Education in Sudan is free and compulsory for children aged 6 to 13 years. Primary education consists of eight years, followed by three years of secondary education. The former educational ladder 6 + 3 + 3 was changed in 1990. The primary language at all levels is Arabic. Schools are concentrated in urban areas; many in the West have been damaged or destroyed by years of civil war. In 2001 the World Bank estimated that primary enrollment was 46 percent of eligible pupils and 21 percent of secondary students. Enrollment varies widely, falling below 20 percent in some provinces. The literacy rate is 70.2% of total population, male: 79.6%, female: 60.8%.

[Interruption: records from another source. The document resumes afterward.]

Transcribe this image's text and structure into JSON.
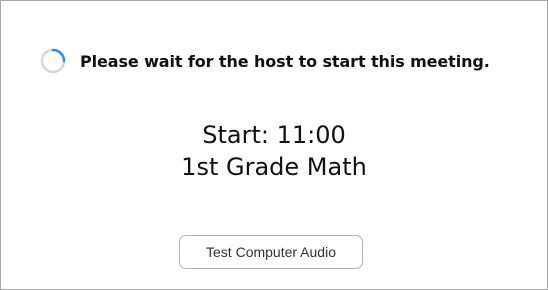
{
  "status": {
    "icon": "loading-spinner-icon",
    "message": "Please wait for the host to start this meeting."
  },
  "meeting": {
    "start": "Start: 11:00",
    "topic": "1st Grade Math"
  },
  "actions": {
    "test_audio_label": "Test Computer Audio"
  },
  "colors": {
    "spinner_track": "#d6d6d6",
    "spinner_arc": "#2d8cff",
    "text": "#111111",
    "border": "#a8a8a8"
  }
}
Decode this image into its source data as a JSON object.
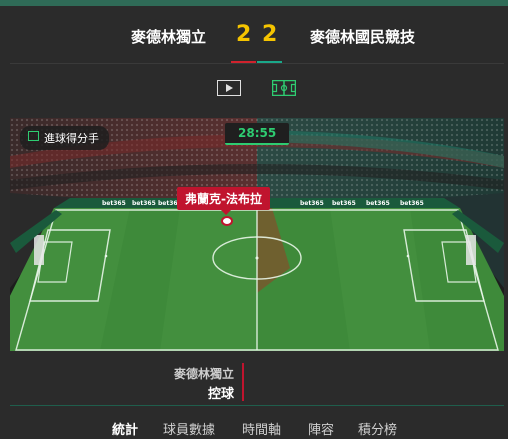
{
  "match": {
    "home_team": "麥德林獨立",
    "away_team": "麥德林國民競技",
    "home_score": "2",
    "away_score": "2",
    "home_color": "#d0222d",
    "away_color": "#1aa88a"
  },
  "view_toggle": {
    "video_icon": "play-video-icon",
    "pitch_icon": "pitch-icon"
  },
  "pitch": {
    "overlay_label": "進球得分手",
    "clock": "28:55",
    "player_label": "弗蘭克-法布拉",
    "ad_text": "bet365"
  },
  "possession": {
    "team": "麥德林獨立",
    "action": "控球"
  },
  "tabs": [
    {
      "label": "統計"
    },
    {
      "label": "球員數據"
    },
    {
      "label": "時間軸"
    },
    {
      "label": "陣容"
    },
    {
      "label": "積分榜"
    }
  ]
}
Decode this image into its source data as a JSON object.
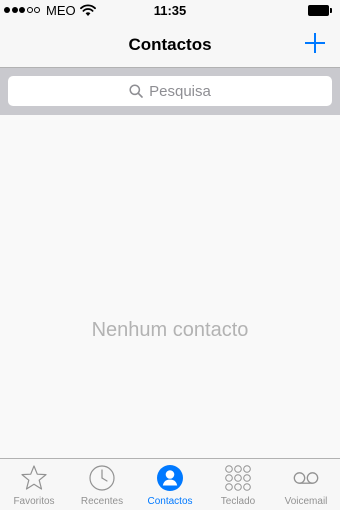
{
  "status_bar": {
    "carrier": "MEO",
    "time": "11:35",
    "signal_bars_filled": 3,
    "signal_bars_total": 5,
    "wifi_icon": "wifi-icon",
    "battery_icon": "battery-full-icon"
  },
  "nav": {
    "title": "Contactos",
    "add_icon": "plus-icon"
  },
  "search": {
    "placeholder": "Pesquisa"
  },
  "content": {
    "empty_message": "Nenhum contacto"
  },
  "tab_bar": {
    "items": [
      {
        "label": "Favoritos",
        "icon": "star-icon",
        "active": false
      },
      {
        "label": "Recentes",
        "icon": "clock-icon",
        "active": false
      },
      {
        "label": "Contactos",
        "icon": "person-icon",
        "active": true
      },
      {
        "label": "Teclado",
        "icon": "keypad-icon",
        "active": false
      },
      {
        "label": "Voicemail",
        "icon": "voicemail-icon",
        "active": false
      }
    ]
  },
  "colors": {
    "accent": "#0079ff",
    "inactive": "#929292",
    "bar_background": "#f7f7f7",
    "search_background": "#c9c9ce",
    "empty_text": "#b3b3b3"
  }
}
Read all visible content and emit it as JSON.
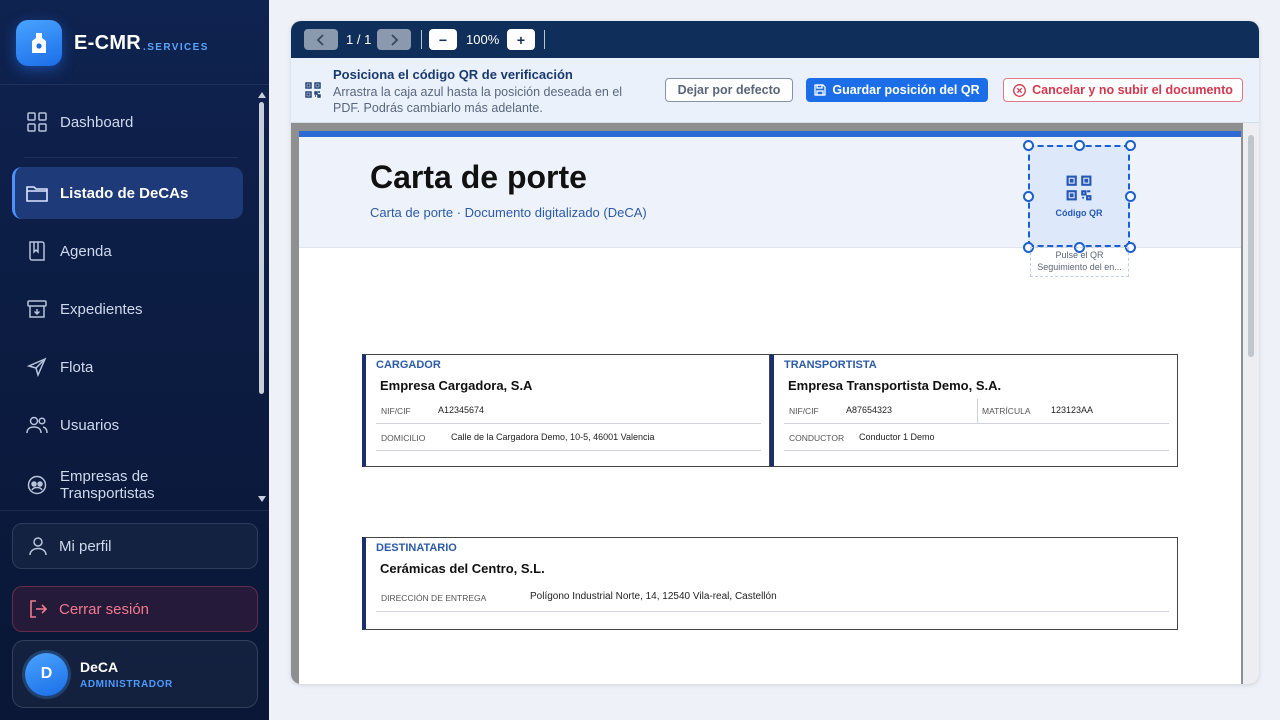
{
  "brand": {
    "name": "E-CMR",
    "suffix": ".SERVICES"
  },
  "sidebar": {
    "items": [
      {
        "label": "Dashboard",
        "icon": "grid-icon"
      },
      {
        "label": "Listado de DeCAs",
        "icon": "folder-icon",
        "active": true
      },
      {
        "label": "Agenda",
        "icon": "book-icon"
      },
      {
        "label": "Expedientes",
        "icon": "archive-icon"
      },
      {
        "label": "Flota",
        "icon": "send-icon"
      },
      {
        "label": "Usuarios",
        "icon": "users-icon"
      },
      {
        "label": "Empresas de Transportistas",
        "icon": "companies-icon"
      }
    ],
    "profile_label": "Mi perfil",
    "logout_label": "Cerrar sesión",
    "user": {
      "initial": "D",
      "name": "DeCA",
      "role": "ADMINISTRADOR"
    }
  },
  "toolbar": {
    "page": "1 / 1",
    "zoom": "100%",
    "minus": "−",
    "plus": "+"
  },
  "qr_bar": {
    "title": "Posiciona el código QR de verificación",
    "description": "Arrastra la caja azul hasta la posición deseada en el PDF. Podrás cambiarlo más adelante.",
    "default_label": "Dejar por defecto",
    "save_label": "Guardar posición del QR",
    "cancel_label": "Cancelar y no subir el documento"
  },
  "document": {
    "title": "Carta de porte",
    "subtitle": "Carta de porte · Documento digitalizado (DeCA)",
    "qr": {
      "label": "Código QR",
      "caption_line1": "Pulse el QR",
      "caption_line2": "Seguimiento del en..."
    },
    "cargador": {
      "type": "CARGADOR",
      "name": "Empresa Cargadora, S.A",
      "nif_label": "NIF/CIF",
      "nif": "A12345674",
      "domicilio_label": "DOMICILIO",
      "domicilio": "Calle de la Cargadora Demo, 10-5, 46001 Valencia"
    },
    "transportista": {
      "type": "TRANSPORTISTA",
      "name": "Empresa Transportista Demo, S.A.",
      "nif_label": "NIF/CIF",
      "nif": "A87654323",
      "matricula_label": "MATRÍCULA",
      "matricula": "123123AA",
      "conductor_label": "CONDUCTOR",
      "conductor": "Conductor 1 Demo"
    },
    "destinatario": {
      "type": "DESTINATARIO",
      "name": "Cerámicas del Centro, S.L.",
      "direccion_label": "DIRECCIÓN DE ENTREGA",
      "direccion": "Polígono Industrial Norte, 14, 12540 Vila-real, Castellón"
    }
  },
  "colors": {
    "sidebar_bg": "#0f2350",
    "accent": "#1b6ee8",
    "toolbar_bg": "#0f2f5a",
    "danger": "#d3384f"
  }
}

Sudan has 19 universities; instruction is primarily in Arabic. Education at the secondary and university levels has been seriously hampered by the requirement that most males perform military service before completing their education.[145] Changes encouraged by president Al-Bashir alienated many researchers: the official language of instruction in universities was changed from English to Arabic and Islamic courses became mandatory. Internal science funding withered.[146] According to UNESCO, more than 3000 Sudanese researchers left the country between 2002 and 2014. By 2013, the country had a mere 19 researchers for every 100,000 citizens, or 1/30 the ratio of Egypt, according to the Sudanese National Centre for Research. In 2015, Sudan published only about 500 scientific papers.